Remember, however, that it is not “Jerusalem” to which John makes reference, but “new Jerusalem.” The figure of the new Jerusalem is drawn from the old Testament, yet is independent of it. Several of the components of the new Jerusalem of the Apocalypse are drawn from Ezekiel’s vision of the reconstructed temple (Ezek. 40-48). Stuart has well remarked:
The mind of the writer must have been most deeply imbued with that description of the prophet. Yet he is not so close an imitator as to expose himself to the appellation of a servile copyist. While everything in Ezekiel is perfectly before his mind, he ranges the field of vision for himself, and retains, modifies, omits, or creates anew, entirely at his pleasure. Hence while Ezekiel, after his usual copious manner, occupies nine chapters with his description of a new Jerusalem, and a new temple with its services, John occupies only twenty three verses, into which he has compressed all that is splendid and striking, while, at the same time, some portion of it is entirely original (Moses Stuart, Commentary on the Apocalypse, 11:378).
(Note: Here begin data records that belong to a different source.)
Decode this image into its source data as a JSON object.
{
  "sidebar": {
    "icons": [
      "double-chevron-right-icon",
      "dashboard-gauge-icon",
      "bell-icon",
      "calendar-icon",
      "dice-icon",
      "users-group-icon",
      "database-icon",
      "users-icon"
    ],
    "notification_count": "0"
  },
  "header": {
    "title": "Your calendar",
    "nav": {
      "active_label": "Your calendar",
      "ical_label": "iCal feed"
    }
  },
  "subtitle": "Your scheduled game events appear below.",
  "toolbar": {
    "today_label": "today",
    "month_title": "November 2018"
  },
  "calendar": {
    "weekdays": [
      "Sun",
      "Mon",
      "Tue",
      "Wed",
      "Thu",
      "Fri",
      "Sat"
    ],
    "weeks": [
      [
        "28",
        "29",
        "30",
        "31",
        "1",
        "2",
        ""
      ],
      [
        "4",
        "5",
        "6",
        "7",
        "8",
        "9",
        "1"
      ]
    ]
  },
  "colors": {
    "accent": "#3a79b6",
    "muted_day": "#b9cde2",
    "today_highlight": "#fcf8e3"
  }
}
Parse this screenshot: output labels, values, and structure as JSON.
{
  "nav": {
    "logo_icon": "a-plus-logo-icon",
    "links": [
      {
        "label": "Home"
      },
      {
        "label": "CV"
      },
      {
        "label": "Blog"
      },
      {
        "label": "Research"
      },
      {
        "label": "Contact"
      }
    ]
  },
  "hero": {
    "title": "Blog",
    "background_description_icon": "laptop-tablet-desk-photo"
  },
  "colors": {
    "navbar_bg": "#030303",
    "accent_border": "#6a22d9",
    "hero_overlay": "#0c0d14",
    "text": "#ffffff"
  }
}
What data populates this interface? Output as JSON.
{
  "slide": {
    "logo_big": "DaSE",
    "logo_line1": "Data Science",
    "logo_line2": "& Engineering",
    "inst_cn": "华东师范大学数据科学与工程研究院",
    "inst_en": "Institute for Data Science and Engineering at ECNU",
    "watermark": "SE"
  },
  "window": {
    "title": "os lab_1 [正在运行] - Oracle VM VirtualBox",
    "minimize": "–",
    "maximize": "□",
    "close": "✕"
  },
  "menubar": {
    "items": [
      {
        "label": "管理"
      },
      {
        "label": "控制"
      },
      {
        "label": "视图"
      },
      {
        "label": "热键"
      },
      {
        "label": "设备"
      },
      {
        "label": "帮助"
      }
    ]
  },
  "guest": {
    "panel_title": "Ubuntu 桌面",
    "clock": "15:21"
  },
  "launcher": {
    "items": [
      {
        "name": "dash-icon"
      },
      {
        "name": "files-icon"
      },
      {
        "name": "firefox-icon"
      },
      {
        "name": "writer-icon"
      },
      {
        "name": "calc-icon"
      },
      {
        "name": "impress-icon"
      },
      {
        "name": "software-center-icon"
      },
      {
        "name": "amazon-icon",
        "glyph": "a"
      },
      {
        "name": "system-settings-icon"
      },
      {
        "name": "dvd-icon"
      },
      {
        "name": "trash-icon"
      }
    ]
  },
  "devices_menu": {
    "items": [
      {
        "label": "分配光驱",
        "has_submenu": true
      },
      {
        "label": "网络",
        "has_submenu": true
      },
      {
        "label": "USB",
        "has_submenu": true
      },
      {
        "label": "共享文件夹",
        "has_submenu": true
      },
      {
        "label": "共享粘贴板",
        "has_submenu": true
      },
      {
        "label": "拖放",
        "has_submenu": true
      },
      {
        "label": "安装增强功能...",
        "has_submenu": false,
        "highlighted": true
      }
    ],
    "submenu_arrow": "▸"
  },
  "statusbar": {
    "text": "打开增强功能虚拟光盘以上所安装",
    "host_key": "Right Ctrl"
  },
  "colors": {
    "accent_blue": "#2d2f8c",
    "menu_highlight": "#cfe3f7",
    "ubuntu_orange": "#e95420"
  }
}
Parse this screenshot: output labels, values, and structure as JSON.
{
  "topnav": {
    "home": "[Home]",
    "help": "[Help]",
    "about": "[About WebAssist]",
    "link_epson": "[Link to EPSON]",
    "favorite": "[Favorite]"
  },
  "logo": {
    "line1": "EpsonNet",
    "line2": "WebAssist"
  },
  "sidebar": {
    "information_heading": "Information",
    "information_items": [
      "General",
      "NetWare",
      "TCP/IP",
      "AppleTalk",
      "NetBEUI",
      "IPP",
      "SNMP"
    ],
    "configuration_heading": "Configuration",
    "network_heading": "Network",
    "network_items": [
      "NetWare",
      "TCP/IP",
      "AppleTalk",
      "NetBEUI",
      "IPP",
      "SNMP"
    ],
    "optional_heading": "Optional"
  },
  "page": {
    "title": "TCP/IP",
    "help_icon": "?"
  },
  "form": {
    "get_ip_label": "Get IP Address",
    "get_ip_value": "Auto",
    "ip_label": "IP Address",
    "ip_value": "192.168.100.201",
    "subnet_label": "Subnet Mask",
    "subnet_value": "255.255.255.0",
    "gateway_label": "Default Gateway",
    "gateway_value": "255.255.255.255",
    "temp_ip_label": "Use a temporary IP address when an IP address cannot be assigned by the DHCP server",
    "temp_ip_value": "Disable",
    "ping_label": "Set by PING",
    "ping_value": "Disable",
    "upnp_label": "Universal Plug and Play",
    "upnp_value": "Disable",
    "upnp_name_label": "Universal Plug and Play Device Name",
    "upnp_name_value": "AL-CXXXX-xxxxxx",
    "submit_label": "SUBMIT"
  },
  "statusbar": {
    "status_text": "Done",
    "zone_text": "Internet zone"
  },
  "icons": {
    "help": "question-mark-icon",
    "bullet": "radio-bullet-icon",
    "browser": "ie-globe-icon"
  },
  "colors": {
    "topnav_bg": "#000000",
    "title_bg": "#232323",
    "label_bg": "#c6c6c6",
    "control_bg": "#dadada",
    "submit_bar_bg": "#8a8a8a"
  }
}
The Jerusalem about which John speaks is “not ‘new’ in the sense of being a replica of the literal city by the same name, but in supernal contrast with its earthly counterpart” (The Seventh-Day Adventist Bible Commentary, VII:760). The Greek language leaves English a pauper in connection with the word new. English uses only one word to translate both kainos and neos. The same things may be described by both terms, depending upon the predominant idea. Behm explains, “neos is new in time or origin, i.e., young, with a suggestion of immaturity or of lack of respect for the old. Kaninos is what is new in nature, different from the usual, impressive, better than the old, superior in value or attraction” (Theological Dictionary of the New Testament, 111:447). In describing the heavenly Jerusalem John has used the word kainos, implying the new quality of his city. This fact points up a difference between the city seen by Ezekiel and that seen by John: Ezekiel was looking for a restored city and temple, whereas John saw an entirely new creation.
The “new Jerusalem” is the antithesis of the great Babylon in the book of Revelation. The new Jerusalem is pictured as “coming down out of heaven from God, prepared as a bride adorned for her husband” (Rev. 21:2, 10). Babylon is presented as “the woman . . . clothed in purple and scarlet, and adorned with gold and precious stones and pearls, having in her hand a gold cup full of abominations and of the unclean things of her immorality, . . . drunk with the blood of the saints, and with the blood of the witnesses of Jesus” (Rev. 17:4-6). Instead of coming down out of heaven, the overthrow of the harlot is described in the terms “Fallen, fallen is Babylon the great!” (Rev. 18:2).
The saints addressed in the book of Revelation were exhorted to “overcome.” The promises to those who overcome were expressed in different ways. To the saints at Philadelphia the Lord promised, “I will write upon him the name of My God, and the name of the city of My God, the new Jerusalem, which comes down out of heaven from My God. . . ” (Rev. 3:12). The new Jerusalem is an ideal city prepared for the victors (Rev. 21). Let us live in such a way that we may enter in. (Most of this article in taken from my book, The Old Testament in the Book of Revelation. FJ.)
Guardian of Truth XXXV: 20, pp. 615-616
October 17, 1991